4. Invest in dialog. Explore grievances. Invite open public hearings so people feel heard, not shut down and shut out. Yes, have ground rules. Establish social norms that preclude identity attack and focus on the impacts of our behavior toward one another instead. We need to learn to listen to each other. People need to begin to feel like society is fair, or at least that it listens when people say it is unfair. If you feel that I am unwilling to hear your words, you may consider fists, and if your fists aren’t able to force me to hear you, a gun may be next. Let’s walk it back to words, said and heard.

Will these four steps end all gun violence and save all 32,000 lives we are likely to lose to guns next year, a gun fatality rate 20 times worse than any other developed country? No, but what if we did these things and “only” saved 3,489 lives in America next year? That would be the same number as all US military and military contractor lives lost in Afghanistan since September 11, 2001. In other words, we are waging a war in the US against ourselves every year that is almost equal to an entire 14-year war overseas. Time to take these four steps and many more to bring some semblance of sanity to our country.

Tom H. Hastings is Founding Director of PeaceVoice

More articles by:

Tom H. Hastings is core faculty in the Conflict Resolution Department at Portland State University and founding director of PeaceVoice

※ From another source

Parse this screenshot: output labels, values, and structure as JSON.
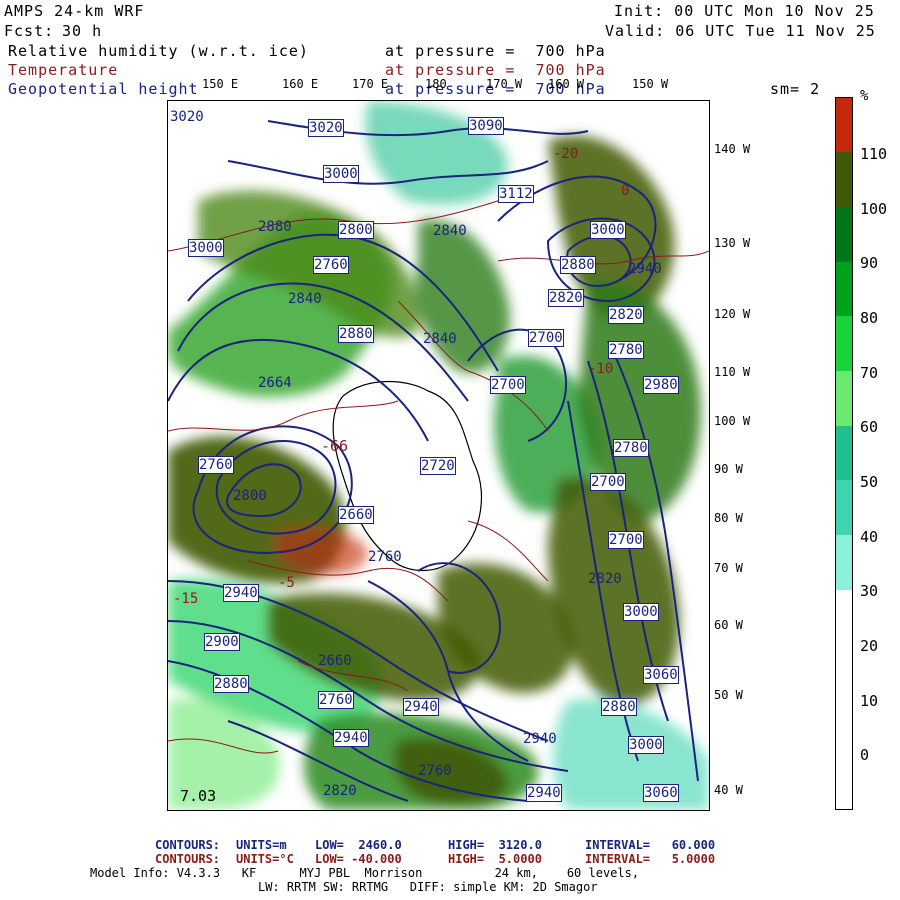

July 18, 2018
Bruce E. Levine
Politics and Psychiatry: the Cost of the Trauma Cover-Up
Frank Stricker
The Crummy Good Economy and the New Serfdom
Linda Ford
Red Fawn Fallis and the Felony of Being Attacked by Cops
David Mattson
Entrusting Grizzlies to a Basket of Deplorables?
Stephen F. Eisenman
Want Gun Control? Arm the Left (It Worked Before)
CJ Hopkins
Trump’s Treasonous Traitor Summit or: How Liberals Learned to Stop Worrying and Love the New McCarthyism
Patrick Bond
State of the BRICS Class Struggle: Repression, Austerity and Worker Militancy
Dan Corjescu
The USA and Russia: Two Sides of the Same Criminal Corporate Coin
The Hudson Report
How Argentina Got the Biggest Loan in the History of the IMF
Kenn Orphan
You Call This Treason?
Max Parry
Ukraine’s Anti-Roma Pogroms Ignored as Russia is Blamed for Global Far Right Resurgence
Ed Meek
Acts of Resistance
July 17, 2018
Conn Hallinan
Trump & The Big Bad Bugs
Robert Hunziker
Trump Kills Science, Nature Strikes Back
John Grant
The Politics of Cruelty
Kenneth Surin
Calculated Buffoonery: Trump in the UK
Binoy Kampmark
Helsinki Theatrics: Trump Meets Putin
Patrick Bond
BRICS From Above, Seen Critically From Below
Jim Kavanagh
Fighting Fake Stories: The New Yorker, Israel and Obama
Daniel Falcone
Chomsky on the Trump NATO Ruse
W. T. Whitney
Oil Underground in Neuquén, Argentina – and a New US Military Base There
Doug Rawlings
Ken Burns’ “The Vietnam War” was Nominated for an Emmy, Does It Deserve It?
Rajan Menon
The United States of Inequality
Thomas Knapp
Have Mueller and Rosenstein Finally Gone Too Far?
Cesar Chelala
An Insatiable Salesman
Dean Baker
Truth, Trump and the Washington Post
Mel Gurtov
Human Rights Trumped
Binoy Kampmark
Putin’s Football Gambit: How the World Cup Paid Off
July 16, 2018
Sheldon Richman
Trump Turns to Gaza as Middle East Deal of the Century Collapses
Charles Pierson
Kirstjen Nielsen Just Wants to Protect You
Brett Wilkins
The Lydda Death March and the Israeli State of Denial
Patrick Cockburn
Trump Knows That the US Can Exercise More Power in a UK Weakened by Brexit
Robert Fisk
The Fisherman of Sarajevo Told Tales Past Wars and Wars to Come
Gary Leupp
When Did Russia Become an Adversary?
Uri Avnery
“Not Enough!”
Dave Lindorff
Undermining Trump-Putin Summit Means Promoting War
Manuel E. Yepe
World Trade War Has Begun
Binoy Kampmark
Trump Stomps Britain
Wim Laven
The Best Deals are the Deals that Develop Peace
Kary Love
Can We Learn from Heinrich Himmler’s Daughter? Should We?
Jeffrey St. Clair
Franklin Lamb, Requiescat in Pace
Weekend Edition
July 13, 2018
Friday - Sunday
Brian Cloughley
Lessons That Should Have Been Learned From NATO’s Destruction of Libya
Paul Street
Time to Stop Playing “Simon Says” with James Madison and Alexander Hamilton
Jeffrey St. Clair
Roaming Charges: In the Land of Formula and Honey
Aidan O'Brien
Ireland’s Intellectuals Bow to the Queen of Chaos 
FacebookTwitterGoogle+RedditEmail